While Tyler typically writes a top 5 post for the capital cities we visit, we decided to switch things up for Kuala Lumpur. After falling sick almost as soon as we arrived, Tyler didn't feel he could comfortably write about a place he saw so little of. Though we explored the city and walked around its neighborhoods, he was never really there because of physical pain and sheer exhaustion. So, it'll be me this time, recounting our five days in the city.
Our time in Kuala Lumpur didn't start in the best of ways. After noticing a big red patch on the back of Tyler's neck that clearly wasn't a sunburn, we ventured out on the first hospital visit of our trip. We quickly found out out that he'd contracted a form of herpes (really, it was shingles) because of... “bad personal hygiene”, according to the doctor he met with. Herpes? Poor hygiene? I don't think so. Tyler and I are together almost 24/7 and I can tell you that it was not poor hygiene but most likely, stress and fatigue. He drove around the entire country of New Zealand solo and our visits to Australia and Bali had been fast-paced, to say the least. Regardless of what caused it, he had it and it hurt. On top of that, his stomach remained unsettled so when he wasn't letting loose (you know what I mean), he was in pain from simply moving his neck.
In order not to drain Tyler but still do some sightseeing, we kept our time out of the hostel short and sweet, only seeing a few places a day. After our hospital visit, we walked around our neighborhood, which included the very busy, very touristy, Petaling Street in Chinatown. Neither of us were interested in buying cheap knockoffs so the continuous shouting from sellers was unpleasant. Another day, we went out to eat at the legendary coffee shop, Yut Kee, before checking out the Petronas Twin Towers and the malls around them. We also managed to squeeze in a visit to the National Mosque the next day for the few short hours it's open to tourists as well as the Islamic Arts Museum. The museum was one of my favorites. It did a wonderful job of explaining the history of Islam throughout the years and around the world while showcasing beautiful pieces of art, jewelry, paintings, etc.

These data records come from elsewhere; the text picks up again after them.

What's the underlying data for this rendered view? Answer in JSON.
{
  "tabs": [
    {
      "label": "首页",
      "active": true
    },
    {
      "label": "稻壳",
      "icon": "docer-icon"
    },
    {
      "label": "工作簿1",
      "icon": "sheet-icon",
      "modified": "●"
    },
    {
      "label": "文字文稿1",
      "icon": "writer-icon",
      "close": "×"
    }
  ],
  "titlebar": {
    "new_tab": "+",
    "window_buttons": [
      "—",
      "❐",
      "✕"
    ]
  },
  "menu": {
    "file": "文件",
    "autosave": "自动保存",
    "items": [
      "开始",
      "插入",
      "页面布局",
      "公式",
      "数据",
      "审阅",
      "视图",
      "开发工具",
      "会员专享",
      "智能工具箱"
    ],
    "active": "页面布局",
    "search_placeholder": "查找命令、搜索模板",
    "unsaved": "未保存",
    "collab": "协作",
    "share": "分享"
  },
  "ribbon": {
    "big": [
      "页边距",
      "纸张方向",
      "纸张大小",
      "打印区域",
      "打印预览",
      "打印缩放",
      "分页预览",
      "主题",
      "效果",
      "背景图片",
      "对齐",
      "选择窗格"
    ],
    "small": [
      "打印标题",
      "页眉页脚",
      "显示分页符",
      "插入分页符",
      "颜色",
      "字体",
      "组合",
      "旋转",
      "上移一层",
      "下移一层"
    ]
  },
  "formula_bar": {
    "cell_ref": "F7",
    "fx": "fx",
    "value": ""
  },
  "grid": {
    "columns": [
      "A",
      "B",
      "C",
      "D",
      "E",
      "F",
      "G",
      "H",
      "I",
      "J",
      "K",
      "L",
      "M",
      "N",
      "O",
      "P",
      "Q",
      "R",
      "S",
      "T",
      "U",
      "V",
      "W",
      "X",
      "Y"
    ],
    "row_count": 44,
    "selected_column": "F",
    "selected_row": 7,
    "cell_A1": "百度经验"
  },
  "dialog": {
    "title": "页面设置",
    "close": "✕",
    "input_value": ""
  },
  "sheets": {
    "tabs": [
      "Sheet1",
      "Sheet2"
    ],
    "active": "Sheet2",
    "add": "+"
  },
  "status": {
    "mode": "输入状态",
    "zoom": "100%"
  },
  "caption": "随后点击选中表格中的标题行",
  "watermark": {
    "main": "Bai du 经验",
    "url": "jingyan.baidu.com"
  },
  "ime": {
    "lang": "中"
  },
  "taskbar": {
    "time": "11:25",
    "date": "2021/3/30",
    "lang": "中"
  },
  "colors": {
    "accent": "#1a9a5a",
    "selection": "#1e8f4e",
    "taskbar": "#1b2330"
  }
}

On our final day, I took the train out to the Batu Caves and did a bit of sight-seeing on my own. I rode in the women's coach, which wasn't necessary but a nice option. I conquered my fear of monkeys and went up the 272 steps while they jumped from side to side, slid down railings, stealing food wherever they could. Truth be told, I wasn't as impressed by the Batu Caves as I thought I'd be. Though the statue of Lord Murugan was incredible to see at 42.7 meters high (!), the caves themselves didn't offer much but empty space with a few shrines here and there. I'm sure it's a different story during the Hindu festival of Thaipusam when more than a million devotees make the 15 km pilgrimage from Kuala Lumpur but on any other day, I didn't see the magic of it. In fact, I liked my visit to the Dark Cave much better. I arrived only a few minutes before the next tour started. Thankfully, they had one spot left – I guess sometimes it's nice to travel alone! – and I was off into the darkness almost immediately. The cave sure lived up to its name. Armed with just a headlamp each, our group followed the guide along the slippery path, while taking in the limestone formations and the many bugs. Though we didn't see the rarest spider in the world, the elusive Trapdoor Spider, we managed to spot quite a few of its friends. It was a fun visit and one I would make again as I'm sure you get to see new things every time you go. A hard place to take pictures though as they don't keep any lights on inside, something else I really enjoyed. They tried to respect the ecological system as best they could while educating people at the same time.
All in all, though we enjoyed our time in Kuala Lumpur, Tyler's sickness definitely put a bit of damper on our visit. We were also still getting used to the humid heat of SE Asia. Walking outside for hours was hard on us and we usually came back tired and moody. Taking that into consideration, I'm not too surprised we didn't fall in love with the city. At the same time, maybe it's just one of those places that left me unimpressed. You can't love every single place you see and every single thing you do and Kuala Lumpur definitely reminded me of that. I would still like to go back someday and give it another visit. Until then, I'll leave it towards the bottom of my list of SE Asia capital cities.
Note: Tyler will cover our accommodation in his wrap-up post. Stay tuned!